ASX-listed IT services firm UXC plans to spend at least $30 million acquiring IT companies in Australia this year, capitalising on the poor performance of its competitors.
UXC, formed by the merger of Utility Services Corporation and Davnet, reported a staggering 276 per cent growth in revenues for the fiscal 2003 year, recording profit after tax of $6.67 million.
UXC chairman Geoff Lord disagrees with the assertion that the positive results indicate a general strengthening in the local IT industry.
“Consulting is picking up — so people are starting to look at projects, but the capital expenditure associated with actually going ahead with the project has not picked up yet,” he said.
Instead he attributes the growth to UXC’s capacity to improve its operations at the same time that its competitors have been faltering.
In the consulting area, Lord said many competitors had separated — or were separating — their auditing and consulting operations and selling business units off to avoid conflict of interest.
Lord said UXC had capitalised on the confusion this caused in the market.
In the software area, Lord pointed to the management and financial performance issues that were affecting the likes of KAZ, SMS and Solution 6. The same applied to the infrastructure (voice and data) area, he said, citing the struggling National Telecoms Group as an example.
The consolidation in the market was yielding UXC considerable market share, Lord said.
For this growth to continue, UXC has committed $30 million this year into funding the acquisitions of yet more small IT companies.
“We are continuing to look for small bolt-on acquisitions that fit our model,” he said. “And if a large player comes onto the market, we will look at it.”
ARN has learned that the company is in discussions with a prominent networking reseller, but Lord refused to be drawn on such speculation. “We will release details of any acquisitions once the deal is finished,” he said.
Lord said UXC, with $17.7 million in cash and investments on the balance sheet, was in a unique if not unusual position for an ASX-listed technology firm.
“We are still debt free, and that is unusual,” he said. “We are paying dividends, and that is unusual.
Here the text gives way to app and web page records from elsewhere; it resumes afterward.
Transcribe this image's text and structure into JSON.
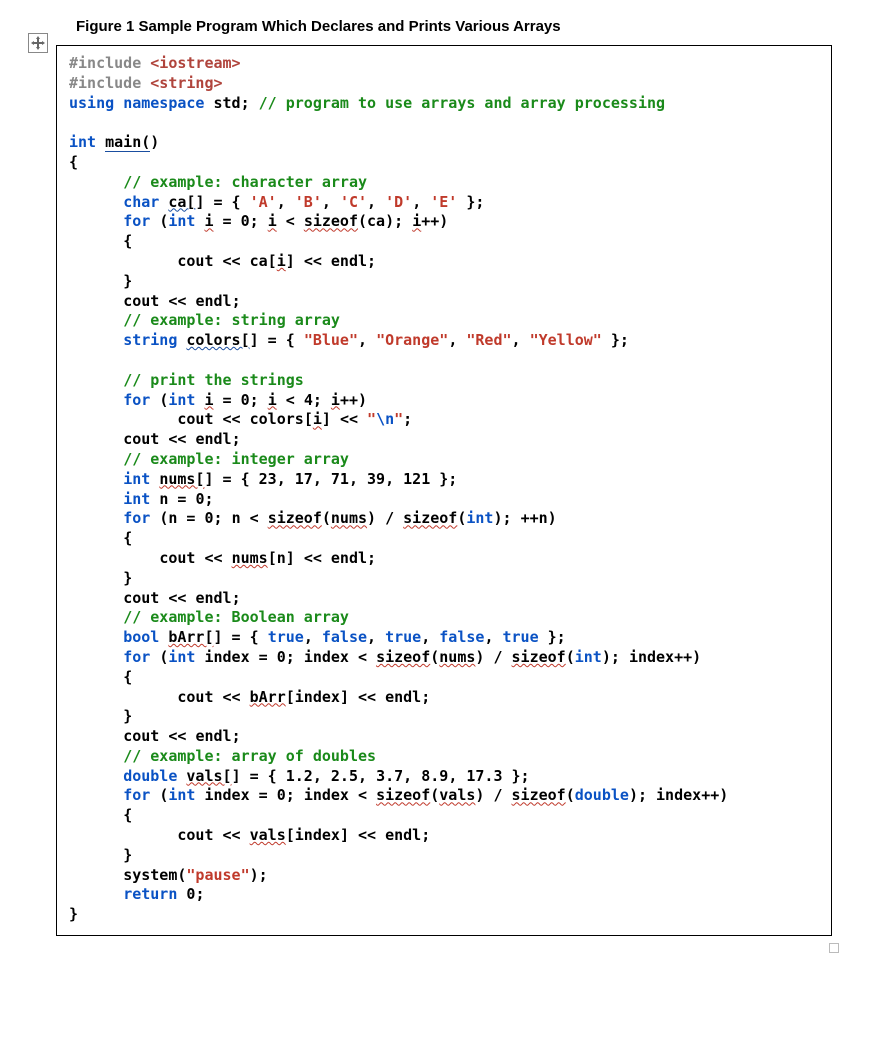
{
  "caption": "Figure 1 Sample Program Which Declares and Prints Various Arrays",
  "code": {
    "pp_inc": "#include",
    "hdr_iostream": "<iostream>",
    "hdr_string": "<string>",
    "kw_using": "using",
    "kw_namespace": "namespace",
    "std": "std",
    "cm_program": "// program to use arrays and array processing",
    "kw_int": "int",
    "main": "main(",
    "main_close": ")",
    "lbrace": "{",
    "rbrace": "}",
    "cm_char": "// example: character array",
    "kw_char": "char",
    "ca": "ca[",
    "ca_close": "]",
    "eq_open": " = { ",
    "chars": {
      "A": "'A'",
      "B": "'B'",
      "C": "'C'",
      "D": "'D'",
      "E": "'E'"
    },
    "close_braces": " };",
    "kw_for": "for",
    "i": "i",
    "zero": "0",
    "lt": "<",
    "sizeof": "sizeof",
    "sizeof_open": "(",
    "ca_plain": "ca",
    "ipp": "i",
    "ipp_suffix": "++",
    "cout": "cout",
    "llt": "<<",
    "endl": "endl",
    "semi": ";",
    "cm_string": "// example: string array",
    "kw_string": "string",
    "colors": "colors[",
    "colors_close": "]",
    "str_blue": "\"Blue\"",
    "str_orange": "\"Orange\"",
    "str_red": "\"Red\"",
    "str_yellow": "\"Yellow\"",
    "cm_print": "// print the strings",
    "four": "4",
    "colors_plain": "colors",
    "nl": "\"",
    "nl_esc": "\\n",
    "nl_close": "\"",
    "cm_int": "// example: integer array",
    "nums": "nums[",
    "nums_close": "]",
    "n23": "23",
    "n17": "17",
    "n71": "71",
    "n39": "39",
    "n121": "121",
    "n": "n",
    "nums_plain": "nums",
    "div": " / ",
    "sizeof_int": "int",
    "ppn": "++n",
    "cm_bool": "// example: Boolean array",
    "kw_bool": "bool",
    "bArr": "bArr[",
    "bArr_close": "]",
    "true": "true",
    "false": "false",
    "index": "index",
    "bArr_plain": "bArr",
    "cm_dbl": "// example: array of doubles",
    "kw_double": "double",
    "vals": "vals[",
    "vals_close": "]",
    "d1": "1.2",
    "d2": "2.5",
    "d3": "3.7",
    "d4": "8.9",
    "d5": "17.3",
    "vals_plain": "vals",
    "sizeof_double": "double",
    "system": "system",
    "pause": "\"pause\"",
    "kw_return": "return"
  }
}
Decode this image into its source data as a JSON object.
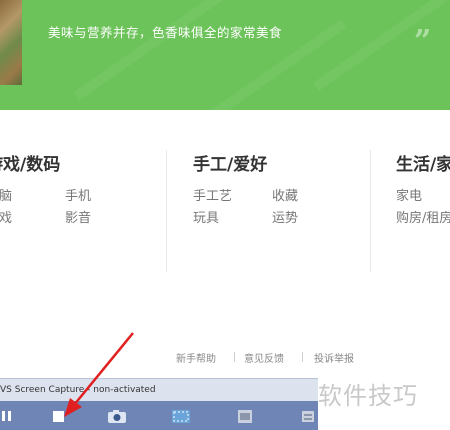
{
  "banner": {
    "slogan": "美味与营养并存，色香味俱全的家常美食",
    "quote_open": "“",
    "quote_close": "”"
  },
  "categories": [
    {
      "title": "游戏/数码",
      "links": [
        "电脑",
        "手机",
        "游戏",
        "影音"
      ]
    },
    {
      "title": "手工/爱好",
      "links": [
        "手工艺",
        "收藏",
        "玩具",
        "运势"
      ]
    },
    {
      "title": "生活/家",
      "links": [
        "家电",
        "",
        "购房/租房",
        ""
      ]
    }
  ],
  "footer": {
    "links": [
      "新手帮助",
      "意见反馈",
      "投诉举报"
    ]
  },
  "capture_bar": {
    "title": "VS Screen Capture - non-activated",
    "buttons": [
      "pause-icon",
      "stop-icon",
      "camera-icon",
      "region-icon",
      "film-icon",
      "settings-icon"
    ]
  },
  "watermark": "软件技巧",
  "colors": {
    "banner_green": "#6cc35a",
    "capture_bar_blue": "#6e85b5",
    "arrow_red": "#e02020"
  }
}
We are growing rapidly at the moment, again unusual. The most unusual thing — we are a business run by business people, not technology people.”